A count of the Queen's swans has taken place on the River Thames. Each year the royal birds are checked to see how many there are.
A count of the Queen's swans has taken place on the River Thames. Each year a team get in boats and get out on the river to check how many of the birds there are.
Swans on the River Thames being counted during the annual Swan Upping.PA
On certain parts of the Thames, swans called mute swans are owned by the Queen. They are counted by the Royal Swan Marker and his team. This tradition has been going on for the last 800 years.
The Swan Marker and his team set off in boats to count the swans.Getty Images
It's not always an easy job to catch and tag the swans. This bird doesn't seem too keen.
A swan flaps its wings as people try to catch it.Getty Images
Once they've managed to get hold of the birds they check they are healthy and add them to the count which is called a census.
A man holds a swan ready for tagging.Getty Images
The number of new baby swans, called cygnets, is recorded to see how well the population is doing.
Royal Swan Marker David Barber holds a cygnet during the count.Dan Kitwood
This cute cygnet has been weighed and tagged to check it is healthy.
A cygnet has been tagged as part of the Swan Upping.Dan Kitwood
This girl got a chance to meet a young swan.
Swan Marker David Barber shows Neave a young swan called a cygnet during the annual Swan Upping on the River Thames.PA
The birds are measured, weighed and tagged when they are caught.

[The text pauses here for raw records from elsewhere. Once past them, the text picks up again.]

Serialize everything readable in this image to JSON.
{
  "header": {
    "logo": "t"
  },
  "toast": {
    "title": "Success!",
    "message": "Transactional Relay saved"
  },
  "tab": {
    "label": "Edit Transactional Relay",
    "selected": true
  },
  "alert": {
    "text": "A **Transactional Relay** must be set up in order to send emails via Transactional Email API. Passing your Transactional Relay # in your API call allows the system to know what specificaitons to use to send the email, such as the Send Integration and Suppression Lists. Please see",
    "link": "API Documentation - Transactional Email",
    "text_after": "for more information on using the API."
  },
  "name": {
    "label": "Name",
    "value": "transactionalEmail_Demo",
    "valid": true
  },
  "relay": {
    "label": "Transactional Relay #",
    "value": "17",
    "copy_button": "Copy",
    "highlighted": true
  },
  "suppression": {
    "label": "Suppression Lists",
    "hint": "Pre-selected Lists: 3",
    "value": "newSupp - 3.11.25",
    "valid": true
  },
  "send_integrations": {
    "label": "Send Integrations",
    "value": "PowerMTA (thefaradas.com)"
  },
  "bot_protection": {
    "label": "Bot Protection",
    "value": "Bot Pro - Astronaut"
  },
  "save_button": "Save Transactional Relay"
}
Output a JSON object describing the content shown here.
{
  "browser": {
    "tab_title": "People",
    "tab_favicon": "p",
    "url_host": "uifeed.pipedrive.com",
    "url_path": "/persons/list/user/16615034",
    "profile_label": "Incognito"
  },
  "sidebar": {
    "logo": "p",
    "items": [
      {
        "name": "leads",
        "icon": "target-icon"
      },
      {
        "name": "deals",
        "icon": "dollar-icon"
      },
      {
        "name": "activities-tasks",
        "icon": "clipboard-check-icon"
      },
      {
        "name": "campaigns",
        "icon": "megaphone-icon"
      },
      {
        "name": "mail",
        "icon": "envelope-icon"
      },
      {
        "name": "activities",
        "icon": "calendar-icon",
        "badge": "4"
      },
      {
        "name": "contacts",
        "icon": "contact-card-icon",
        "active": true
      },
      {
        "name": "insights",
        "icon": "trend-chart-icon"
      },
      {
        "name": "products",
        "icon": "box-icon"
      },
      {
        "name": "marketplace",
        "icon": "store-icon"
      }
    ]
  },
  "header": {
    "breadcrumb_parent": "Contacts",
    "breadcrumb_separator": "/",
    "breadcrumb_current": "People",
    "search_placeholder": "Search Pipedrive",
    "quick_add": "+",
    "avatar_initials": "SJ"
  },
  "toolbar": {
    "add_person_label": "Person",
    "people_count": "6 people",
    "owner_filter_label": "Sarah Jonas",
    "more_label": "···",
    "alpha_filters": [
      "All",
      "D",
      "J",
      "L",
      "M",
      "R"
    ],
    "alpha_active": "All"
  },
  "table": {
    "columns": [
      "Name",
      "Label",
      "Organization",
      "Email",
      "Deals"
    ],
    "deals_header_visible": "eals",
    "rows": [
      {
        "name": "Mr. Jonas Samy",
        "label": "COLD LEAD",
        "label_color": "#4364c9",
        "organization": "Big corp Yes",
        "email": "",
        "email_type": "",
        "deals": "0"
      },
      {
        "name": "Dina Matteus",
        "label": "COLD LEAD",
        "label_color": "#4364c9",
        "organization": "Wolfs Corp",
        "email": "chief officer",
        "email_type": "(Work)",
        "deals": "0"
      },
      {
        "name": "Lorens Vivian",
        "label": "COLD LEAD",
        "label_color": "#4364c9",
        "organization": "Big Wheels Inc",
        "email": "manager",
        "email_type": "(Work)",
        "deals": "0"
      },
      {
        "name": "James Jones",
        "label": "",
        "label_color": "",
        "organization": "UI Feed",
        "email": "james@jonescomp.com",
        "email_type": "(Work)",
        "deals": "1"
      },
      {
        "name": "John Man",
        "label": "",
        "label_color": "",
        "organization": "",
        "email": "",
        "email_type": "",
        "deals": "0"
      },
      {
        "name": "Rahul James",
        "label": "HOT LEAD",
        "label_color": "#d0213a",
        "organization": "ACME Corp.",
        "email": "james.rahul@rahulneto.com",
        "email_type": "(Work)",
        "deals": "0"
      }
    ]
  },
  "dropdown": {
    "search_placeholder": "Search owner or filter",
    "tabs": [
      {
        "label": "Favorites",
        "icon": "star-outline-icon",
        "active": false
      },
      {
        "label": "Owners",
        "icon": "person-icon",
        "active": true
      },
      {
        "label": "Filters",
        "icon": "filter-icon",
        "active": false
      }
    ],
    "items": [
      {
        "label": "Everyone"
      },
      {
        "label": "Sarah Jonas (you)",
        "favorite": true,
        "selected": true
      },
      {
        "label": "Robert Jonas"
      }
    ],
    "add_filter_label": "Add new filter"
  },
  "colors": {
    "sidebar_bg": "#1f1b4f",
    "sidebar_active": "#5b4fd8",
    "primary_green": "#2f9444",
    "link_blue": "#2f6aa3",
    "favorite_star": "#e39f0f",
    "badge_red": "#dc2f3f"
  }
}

Don't worry it doesn't hurt them and then they are set free again.
A young swan being measured.PA